Four friends, coming together from four different spiritual traditions, divergent backgrounds, and lifestyles, had one thing in common: an experience of serious illness not as a battle but as a spiritual journey.
As the four of us deepened our friendships, we began to recognize that despite the apparent differences between us, there had been some strikingly common landmarks in our journeys through breast cancer. We began to name these landmarks as steps along the way: five psychological and spiritual stages that we had all encountered during the course of our relationships to our disease. Each step was initiated not by answers, but by questions.
We called this model: "A Pathway to Spirit: The Five Stages of Transformation." These stages are not discrete, but overlap and revisit one another, spiraling, deepening, and transforming at every turn. We first shared these stages in our book "Speak the Language of Healing,
" addressing in depth the issues and questions common to each step of the journey. We hope you will be intrigued enough by these brief descriptions to revisit this site over the coming weeks, as excerpts from our book shed some light on how it is possible for life-threatening illness to be a spiritual path.
The Stage of Impact
Did I create this?
This is the point of entry, the initiation that is heralded by the words "You have cancer," the dark night of the spiritual journey. You will often feel as though you are the only one who has ever been in this place of shock and disbelief. You may feel abandoned and alone. When others come to offer support, they will often bring with them unsettling theories about the origin of your cancer. Did you create this? Did you contribute? You may feel guilty and ashamed.
Although you may be used to calling the shots in your life, now control is gone; your deepest beliefs will be called into question.
There is advice, even for this stage: embrace it all. There is no one right way to do this thing. Anger, shock, grief, loss and fear as well as courage, self-love, acceptance and eventually, humor and joy will also be felt at one time or another.
The Stage of Chaos
Does death mean I lose?
Will God help me or am I on my own?
Things may seem to get worse before they get better. The status quo--your old ways of being--are falling away. You may clutch tightly to the way things were. But is it possible that even as old parts of you are dying, new possibilities--new ways of being in the world--are birthing?
In the beginning, everything is chaotic, unformed. You are the most free you have ever been to let go of old beliefs and patterns. But there is discomfort in your deepest questioning.
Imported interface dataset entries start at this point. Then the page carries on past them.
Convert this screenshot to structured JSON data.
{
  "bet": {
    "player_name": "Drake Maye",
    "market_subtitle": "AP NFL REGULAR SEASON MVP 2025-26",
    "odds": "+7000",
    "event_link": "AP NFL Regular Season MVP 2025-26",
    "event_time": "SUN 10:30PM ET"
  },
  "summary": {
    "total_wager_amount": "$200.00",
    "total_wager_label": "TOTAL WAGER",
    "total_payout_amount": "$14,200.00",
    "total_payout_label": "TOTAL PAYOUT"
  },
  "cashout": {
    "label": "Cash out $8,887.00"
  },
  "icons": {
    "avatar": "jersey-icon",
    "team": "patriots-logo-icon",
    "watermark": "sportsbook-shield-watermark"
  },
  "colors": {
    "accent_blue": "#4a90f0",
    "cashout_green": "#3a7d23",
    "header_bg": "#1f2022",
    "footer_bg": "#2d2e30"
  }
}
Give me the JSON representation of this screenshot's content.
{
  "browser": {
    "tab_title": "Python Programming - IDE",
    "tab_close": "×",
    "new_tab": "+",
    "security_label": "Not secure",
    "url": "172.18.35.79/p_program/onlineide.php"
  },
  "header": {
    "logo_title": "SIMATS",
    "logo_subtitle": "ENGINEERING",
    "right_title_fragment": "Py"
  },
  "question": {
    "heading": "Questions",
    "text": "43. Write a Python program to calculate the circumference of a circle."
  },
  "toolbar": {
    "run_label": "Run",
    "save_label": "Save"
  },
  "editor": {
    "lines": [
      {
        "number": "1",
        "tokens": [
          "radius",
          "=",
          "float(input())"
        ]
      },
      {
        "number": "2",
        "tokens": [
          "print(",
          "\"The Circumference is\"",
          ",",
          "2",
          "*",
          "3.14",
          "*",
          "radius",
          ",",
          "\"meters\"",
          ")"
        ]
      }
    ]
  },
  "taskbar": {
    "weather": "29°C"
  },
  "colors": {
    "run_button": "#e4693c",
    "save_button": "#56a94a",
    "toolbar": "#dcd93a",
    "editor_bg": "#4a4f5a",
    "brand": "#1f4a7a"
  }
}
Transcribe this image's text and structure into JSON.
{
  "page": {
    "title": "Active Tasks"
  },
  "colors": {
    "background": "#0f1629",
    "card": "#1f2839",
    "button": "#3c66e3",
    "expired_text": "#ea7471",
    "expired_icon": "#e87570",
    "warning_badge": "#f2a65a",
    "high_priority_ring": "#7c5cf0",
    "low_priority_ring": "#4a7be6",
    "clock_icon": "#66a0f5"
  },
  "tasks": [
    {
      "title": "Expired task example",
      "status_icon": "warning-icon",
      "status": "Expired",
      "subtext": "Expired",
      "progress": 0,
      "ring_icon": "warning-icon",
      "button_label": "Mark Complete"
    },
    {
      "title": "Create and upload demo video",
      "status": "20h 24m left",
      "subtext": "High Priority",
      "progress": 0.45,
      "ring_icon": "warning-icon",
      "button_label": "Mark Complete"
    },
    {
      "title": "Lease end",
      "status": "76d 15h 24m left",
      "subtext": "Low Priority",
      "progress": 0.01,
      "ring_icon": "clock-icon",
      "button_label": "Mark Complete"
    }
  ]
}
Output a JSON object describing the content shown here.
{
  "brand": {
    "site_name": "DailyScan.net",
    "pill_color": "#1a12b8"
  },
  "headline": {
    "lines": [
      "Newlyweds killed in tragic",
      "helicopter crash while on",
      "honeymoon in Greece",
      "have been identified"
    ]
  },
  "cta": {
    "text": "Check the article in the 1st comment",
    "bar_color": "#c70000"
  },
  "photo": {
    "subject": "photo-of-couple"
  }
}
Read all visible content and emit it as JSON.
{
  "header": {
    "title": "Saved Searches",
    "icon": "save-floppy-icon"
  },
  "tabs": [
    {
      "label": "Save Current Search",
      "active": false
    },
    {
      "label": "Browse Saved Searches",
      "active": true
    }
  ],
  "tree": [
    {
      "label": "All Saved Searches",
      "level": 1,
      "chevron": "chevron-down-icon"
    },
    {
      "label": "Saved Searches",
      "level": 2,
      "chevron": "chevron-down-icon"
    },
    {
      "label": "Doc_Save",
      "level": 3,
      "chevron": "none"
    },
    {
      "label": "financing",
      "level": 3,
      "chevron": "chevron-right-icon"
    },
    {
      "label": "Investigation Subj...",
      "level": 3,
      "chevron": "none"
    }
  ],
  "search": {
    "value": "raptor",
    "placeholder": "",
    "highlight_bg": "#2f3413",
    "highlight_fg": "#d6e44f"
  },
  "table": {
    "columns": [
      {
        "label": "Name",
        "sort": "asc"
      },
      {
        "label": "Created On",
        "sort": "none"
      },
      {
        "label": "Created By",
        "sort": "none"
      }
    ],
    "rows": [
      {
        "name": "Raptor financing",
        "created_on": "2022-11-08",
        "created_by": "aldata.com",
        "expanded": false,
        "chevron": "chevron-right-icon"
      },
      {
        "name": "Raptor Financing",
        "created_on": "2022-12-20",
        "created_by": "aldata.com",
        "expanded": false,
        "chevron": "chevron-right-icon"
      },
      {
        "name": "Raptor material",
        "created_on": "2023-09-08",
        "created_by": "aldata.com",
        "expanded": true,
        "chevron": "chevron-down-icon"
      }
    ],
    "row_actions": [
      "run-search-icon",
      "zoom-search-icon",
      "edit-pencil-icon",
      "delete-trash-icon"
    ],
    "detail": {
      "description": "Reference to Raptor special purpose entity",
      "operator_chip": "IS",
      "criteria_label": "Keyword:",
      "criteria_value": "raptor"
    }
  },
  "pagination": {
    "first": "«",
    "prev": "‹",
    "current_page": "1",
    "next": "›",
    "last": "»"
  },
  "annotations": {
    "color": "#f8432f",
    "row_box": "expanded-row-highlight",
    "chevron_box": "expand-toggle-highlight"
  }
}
What metaphors for healing will work for you? Are you a fighter engaged in battle? Or are you an initiate encountering the deeper mysteries?
The Stage of Choices
Is treatment war or initiation?
Do I hold on or do I let go?
Do I trust the medical establishment or put my faith in alternative and spiritual healing?
Since the cure for cancer and many other serious illnesses is unknown, you must learn to make decisions with less than full knowledge. There are demands on you on many levels. Sooner or later, you need to take action: and even inaction is a conscious choice.
In the midst of uncertainty, in what can you place your trust? In what environment is your optimum healing most likely to take place?
The choices are never easy. Even people with well-developed religious lives can fall into spiritual pitfalls when faced with their own mortality.
The question that must be confronted at this stage is: How is it possible to do everything you can within your power to live your life to the fullest,and
to put your destiny in God's hands?
From whom must I learn to receive?
From whom must I learn to protect myself?
When you are first diagnosed, your illness is a rip in the fabric of the community. As the all-encompassing urgency of acute treatment recedes, you are faced with the challenge of finding your way back into ordinary life.
For many people, the end of active treatment would seem to be a time to rejoice. But treatment, no matter how dreadful, is a kind of support system. After you are cut loose, a supportive community can make all the difference.